    On the software side, Typinator does do the kind of correction and multilingual work, Pierre was seeking. Ergonis should contact the estate and make an offer to former Spell Catcher users. The spelling part is pretty much in OS X now but the auto correction and work saving features are sorely missed by those used to Spell Catcher’s power.

  51. Karen

    Hi, Alec!

    I started using SpellCatcher just after the Thunder days (I think I might still have that spiral-bound 1.6 manual tucked away somewhere) after reading a recommendation by Sharon Zardetto Aker. My first Mac, if memory serves, ran OS 8.2, which I almost immediately upgraded to 8.5. And M. Igot’s lamentation exactly mirrors my own and is one reason that I never upgraded from Snow Leopard (the other being that it has been my sad experience that upgrades, unlike updates, seem not to jive with a given Mac’s architecture).

    To others reading this, Alec is on point: a keylogger is an indispensable tool, especially, e.g., if during a long post to a board such as this, one’s browser takes it upon itself to refresh or some such. And yes, one can even forget passwords, so even though it’s tedious, files can be sifted through until that “Aha!” occurs. Alec, your suggestion re Ergonis is a good one–maybe they’ll pick up on it?

  52. Most of my Macs are on Snow Leopard still (even though they can all run Yosemite). My girlfriend has a 13″ Retina MacBook on 10.10.04 and I can tell you we’re not missing much.

    I have put my 15″ 2011 MacBook Pro on Mountain Lion as there are a couple of pieces of photography software I wanted to try as well as some site testing (we have a developer on 10.9, hence have everything except 10.7 Lion covered). There’s nothing about Mountain Lion I miss on my Snow Leopard machines which have been the best workhorses I’ve ever had.

    This constant upgrade frenzy does very little to help the end user.

    I agree with you about a keylogger to save work. I’d suggest your write to Ergonis and request their help and make the suggestion of adding some of the Spell Catcher feature set.

  53. Karen

    Thanks, Alec. Unfortunately, what we SL users ARE missing are updates. I no longer use Safari for anything secure (YouTube always feels compelled to remind me that it’s “deprecated,” whatever the hell that means) and am also missing drivers for photographic use that I can never install. Prior to buying this fully loaded MBP, which might have been in 2010, I used Tiger on my Ti Book and thought that it was also a great OS–had it included Time Machine, it would have been perfect. I don’t understand Apple’s insistence on constantly upgrading and from what I understand, some of the very smart functionality that we old-timers take for granted is lost with every new release. And then, of course, there’s the loss of so many of those clever apps whose developers finally throw in the towel. I somehow doubt that the current direction is what Steve Jobs had in mind. :`(

    Excellent suggestion re Ergonis. I just might do that and recommend that others reading this do the same.
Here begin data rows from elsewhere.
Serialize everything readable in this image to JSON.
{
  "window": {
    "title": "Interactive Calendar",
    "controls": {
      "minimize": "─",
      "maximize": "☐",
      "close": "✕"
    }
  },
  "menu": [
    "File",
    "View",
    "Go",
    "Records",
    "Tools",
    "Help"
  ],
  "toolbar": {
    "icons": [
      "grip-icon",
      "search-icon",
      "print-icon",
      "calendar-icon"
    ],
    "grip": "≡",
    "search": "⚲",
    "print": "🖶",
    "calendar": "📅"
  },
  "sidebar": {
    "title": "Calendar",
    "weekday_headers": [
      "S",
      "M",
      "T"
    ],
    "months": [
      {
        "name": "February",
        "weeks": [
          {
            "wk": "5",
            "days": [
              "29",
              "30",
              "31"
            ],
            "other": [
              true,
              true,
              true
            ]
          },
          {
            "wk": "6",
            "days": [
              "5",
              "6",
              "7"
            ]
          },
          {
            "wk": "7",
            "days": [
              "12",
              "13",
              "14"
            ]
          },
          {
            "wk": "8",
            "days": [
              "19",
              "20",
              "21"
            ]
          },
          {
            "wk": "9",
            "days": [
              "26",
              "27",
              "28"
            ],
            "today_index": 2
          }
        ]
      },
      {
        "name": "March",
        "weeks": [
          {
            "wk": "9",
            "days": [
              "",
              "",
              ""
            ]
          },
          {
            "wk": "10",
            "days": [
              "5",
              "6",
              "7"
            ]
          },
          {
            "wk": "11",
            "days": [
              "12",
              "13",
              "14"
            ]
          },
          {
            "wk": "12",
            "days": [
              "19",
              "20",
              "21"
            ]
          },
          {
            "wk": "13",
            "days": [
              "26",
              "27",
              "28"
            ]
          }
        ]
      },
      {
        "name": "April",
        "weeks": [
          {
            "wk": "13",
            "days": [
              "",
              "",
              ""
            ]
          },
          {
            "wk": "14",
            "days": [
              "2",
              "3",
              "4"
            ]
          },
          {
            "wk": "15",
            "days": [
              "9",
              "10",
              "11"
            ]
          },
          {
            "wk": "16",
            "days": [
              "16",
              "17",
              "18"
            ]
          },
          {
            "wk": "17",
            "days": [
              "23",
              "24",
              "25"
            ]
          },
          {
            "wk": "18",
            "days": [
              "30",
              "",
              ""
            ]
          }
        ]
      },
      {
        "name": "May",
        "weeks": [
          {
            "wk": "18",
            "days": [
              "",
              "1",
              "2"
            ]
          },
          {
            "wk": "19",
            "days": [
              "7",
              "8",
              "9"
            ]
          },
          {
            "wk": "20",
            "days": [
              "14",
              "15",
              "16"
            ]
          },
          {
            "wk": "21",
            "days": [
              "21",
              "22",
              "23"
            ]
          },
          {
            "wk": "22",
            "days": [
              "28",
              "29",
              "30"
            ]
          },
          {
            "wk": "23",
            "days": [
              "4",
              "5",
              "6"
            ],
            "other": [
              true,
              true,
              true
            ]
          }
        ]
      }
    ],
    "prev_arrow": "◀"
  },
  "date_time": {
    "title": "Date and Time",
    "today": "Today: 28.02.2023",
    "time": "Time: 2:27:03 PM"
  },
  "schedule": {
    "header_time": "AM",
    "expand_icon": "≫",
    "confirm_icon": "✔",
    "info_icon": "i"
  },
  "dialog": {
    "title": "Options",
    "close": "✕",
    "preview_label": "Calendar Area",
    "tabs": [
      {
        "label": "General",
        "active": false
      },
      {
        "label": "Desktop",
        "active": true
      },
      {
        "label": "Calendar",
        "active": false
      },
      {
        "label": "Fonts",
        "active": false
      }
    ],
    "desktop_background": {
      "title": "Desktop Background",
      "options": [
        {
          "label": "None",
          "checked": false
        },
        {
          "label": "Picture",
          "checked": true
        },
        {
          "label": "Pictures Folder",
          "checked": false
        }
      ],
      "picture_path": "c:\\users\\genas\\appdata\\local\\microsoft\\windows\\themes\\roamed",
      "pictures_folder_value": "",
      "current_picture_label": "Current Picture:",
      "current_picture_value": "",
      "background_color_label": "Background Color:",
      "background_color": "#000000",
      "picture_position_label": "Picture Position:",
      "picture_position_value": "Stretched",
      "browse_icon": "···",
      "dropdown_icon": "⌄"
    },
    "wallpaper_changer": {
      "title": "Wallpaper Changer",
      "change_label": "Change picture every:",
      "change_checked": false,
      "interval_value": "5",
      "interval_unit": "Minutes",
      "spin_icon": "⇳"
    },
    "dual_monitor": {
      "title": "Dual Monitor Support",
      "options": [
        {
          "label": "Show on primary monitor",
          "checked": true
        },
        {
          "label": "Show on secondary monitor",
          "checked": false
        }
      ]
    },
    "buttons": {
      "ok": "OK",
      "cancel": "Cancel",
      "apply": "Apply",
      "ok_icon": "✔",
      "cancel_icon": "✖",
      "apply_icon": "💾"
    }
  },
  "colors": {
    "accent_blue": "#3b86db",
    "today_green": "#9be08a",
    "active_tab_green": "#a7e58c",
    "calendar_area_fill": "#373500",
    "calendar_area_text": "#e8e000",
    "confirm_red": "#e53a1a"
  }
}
  54. Hi Karen,

    Here’s my browser recommendation for Snow Leopard. Disable javascript in Safari (and use it for general purpose browsing). Install Ghostery.

    As your main browsers you can use Chromium (with the intention technology turned off which sends all your info to Google), also Ghostery and Quick Javascript Toggle (default to off). Finally the latest Firefox is great: Firefox is the fastest again and Chromium is a lot slower than it used to be.

    I think Steve Jobs would horrified to see the half-finished OS out there, with new releases every year. Jobs gave us Snow Leopard when people were complaining about quality issues: “No new features.”

    The loss of Final Cut Pro 6 and Aperture is keenly felt as well as some of the pro compositing and music software which Apple bought.

Leave a Reply